While one may not want to confess, our nation is at an epidemic. Three out of five Americans are overweight. One out of five Americans are obese. As united states, clever marketing strategies and entrenched lifestyle modules have masked the high-induced-fructose corn syrup, enriched wheat flour, and large-words-that-I-have-no-idea-how-to-pronounce-on-the-ingredients-label.
Globally, the distributions rates are uneven. One billion overnourished people have surpassed the 800 million who are malnourished.
I visited Emily Bell, a nutritionist for UC Irvine's Health Education. Receiving her Bachelor's in Zoology and Master's in Nutrition, Emily facilitates educational workshops on nutrition and healthy eating, provides one-on-one counseling, executes programs and community outreach, and advices a body-image student group. One of the challenges she sees is getting college students like myself to make smart, rational decisions with their food.
This has greater influence than one may seem initially. At UC Irvine, students living in the dormitories must purchase mandatory meal plans, eating in one of three dining halls - Brandywine, Pippin, or Mesa. Therefore, it's imperative that a first-year college student makes rational, smart, and healthy decisions when putting food in their bodies. Our university system has such great authority, yet is highly susceptible, to the college food system. Students' minds and bodies can become vulnerable to what is being served each and every day.
A new food pyramid has been catered, requesting that people eat more nutrient-filled foods like dairy, fruits and vegetables, and whole grains. In addition, physical activity has been added, suggesting at least thirty minutes for "most days of the week". One has to wonder that if there is greater demand for healthier, nutrient-filled foods, in so much as to create a new food pyramid, there are drastic changes that need to be made to the source of it - agriculture. As cliche as this may sound economically, greater demand means greater supply.
According to the Environmental Working Group, "eating the 12 most contaminated fruits and vegetables will expose a person to about 14 pesticides per day, on average. Eating the 12 least contaminated will expose a person to less than 2 pesticides per day." Avoiding the most contaminated produce can lower pesticide exposure by 90%.
Similarly, there have been studies suggesting that there aren't many drastic health differences between organic and non-organic foods. There is evidence showing that more organic and sustainably-grown foods have greater concentrations of vitamin C, protein, and nitrates like iron and magnesium. Beyond the more eminent factors, more organic and sustainable foods are grown in farming methods less detrimental to the environment. Oftentimes overlooked, the methods at which industrial and conventional foods are causing more destruction that we may know.

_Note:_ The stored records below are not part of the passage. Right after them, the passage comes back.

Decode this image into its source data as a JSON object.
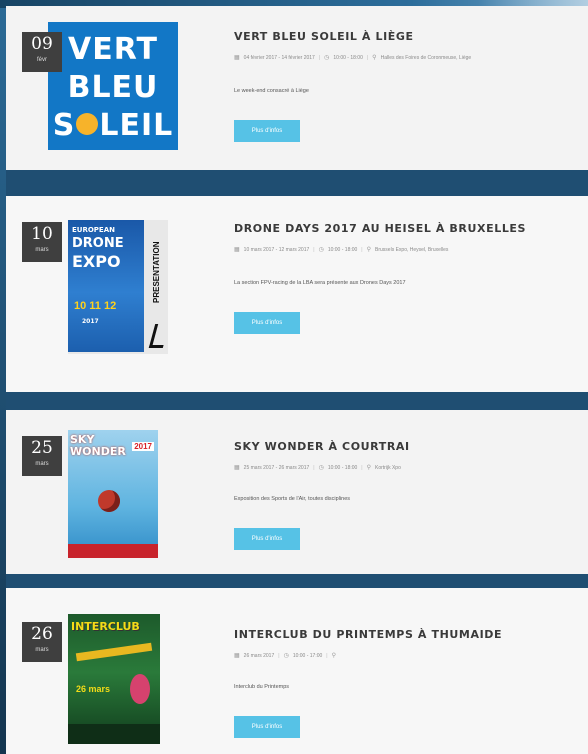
{
  "events": [
    {
      "day": "09",
      "month": "févr",
      "title": "VERT BLEU SOLEIL À LIÈGE",
      "date_text": "04 février 2017 - 14 février 2017",
      "time_text": "10:00 - 18:00",
      "location_text": "Halles des Foires de Coronmeuse, Liège",
      "description": "Le week-end consacré à Liège",
      "button_label": "Plus d'infos",
      "poster": {
        "line1": "VERT",
        "line2": "BLEU",
        "line3a": "S",
        "line3b": "LEIL"
      }
    },
    {
      "day": "10",
      "month": "mars",
      "title": "DRONE DAYS 2017 AU HEISEL À BRUXELLES",
      "date_text": "10 mars 2017 - 12 mars 2017",
      "time_text": "10:00 - 18:00",
      "location_text": "Brussels Expo, Heysel, Bruxelles",
      "description": "La section FPV-racing de la LBA sera présente aux Drones Days 2017",
      "button_label": "Plus d'infos",
      "poster": {
        "line1": "EUROPEAN",
        "line2": "DRONE",
        "line3": "EXPO",
        "dates": "10 11 12",
        "year": "2017",
        "side": "PRESENTATION"
      }
    },
    {
      "day": "25",
      "month": "mars",
      "title": "SKY WONDER À COURTRAI",
      "date_text": "25 mars 2017 - 26 mars 2017",
      "time_text": "10:00 - 18:00",
      "location_text": "Kortrijk Xpo",
      "description": "Exposition des Sports de l'Air, toutes disciplines",
      "button_label": "Plus d'infos",
      "poster": {
        "line1": "SKY",
        "line2": "WONDER",
        "year": "2017"
      }
    },
    {
      "day": "26",
      "month": "mars",
      "title": "INTERCLUB DU PRINTEMPS À THUMAIDE",
      "date_text": "26 mars 2017",
      "time_text": "10:00 - 17:00",
      "location_text": "",
      "description": "Interclub du Printemps",
      "button_label": "Plus d'infos",
      "poster": {
        "line1": "INTERCLUB",
        "dates": "26 mars"
      }
    }
  ],
  "icons": {
    "date": "calendar-icon",
    "time": "clock-icon",
    "location": "map-pin-icon"
  },
  "colors": {
    "button": "#56c2e6",
    "badge": "#3f3f3f",
    "title": "#3a3a3a",
    "background": "#1f4e72"
  }
}
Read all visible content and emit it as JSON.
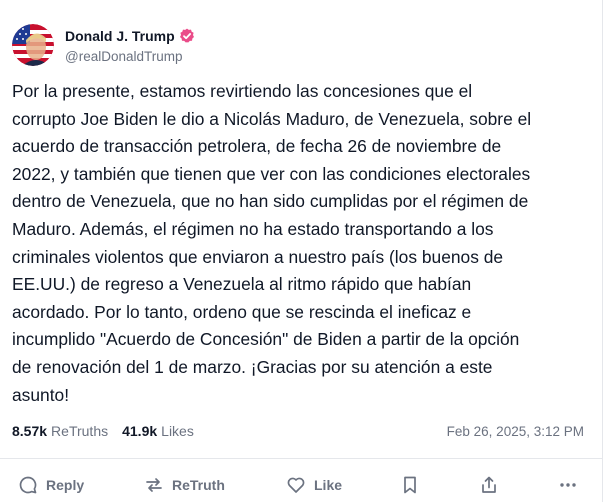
{
  "post": {
    "author": {
      "display_name": "Donald J. Trump",
      "handle": "@realDonaldTrump",
      "verified": true,
      "avatar_icon": "avatar-flag-portrait"
    },
    "body": "Por la presente, estamos revirtiendo las concesiones que el\ncorrupto Joe Biden le dio a Nicolás Maduro, de Venezuela, sobre el\nacuerdo de transacción petrolera, de fecha 26 de noviembre de\n2022, y también que tienen que ver con las condiciones electorales\ndentro de Venezuela, que no han sido cumplidas por el régimen de\nMaduro. Además, el régimen no ha estado transportando a los\ncriminales violentos que enviaron a nuestro país (los buenos de\nEE.UU.) de regreso a Venezuela al ritmo rápido que habían\nacordado. Por lo tanto, ordeno que se rescinda el ineficaz e\nincumplido \"Acuerdo de Concesión\" de Biden a partir de la opción\nde renovación del 1 de marzo. ¡Gracias por su atención a este\nasunto!",
    "stats": {
      "retruths_count": "8.57k",
      "retruths_label": "ReTruths",
      "likes_count": "41.9k",
      "likes_label": "Likes"
    },
    "timestamp": "Feb 26, 2025, 3:12 PM"
  },
  "actions": {
    "reply_label": "Reply",
    "retruth_label": "ReTruth",
    "like_label": "Like"
  },
  "colors": {
    "verified_badge": "#ea4c89",
    "muted_text": "#6b7280",
    "primary_text": "#101827"
  }
}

It is important for individuals to look beyond not just their personal health, but the health of their surrounding environment, as it may not around to continue the cycle of food production for future generations to come.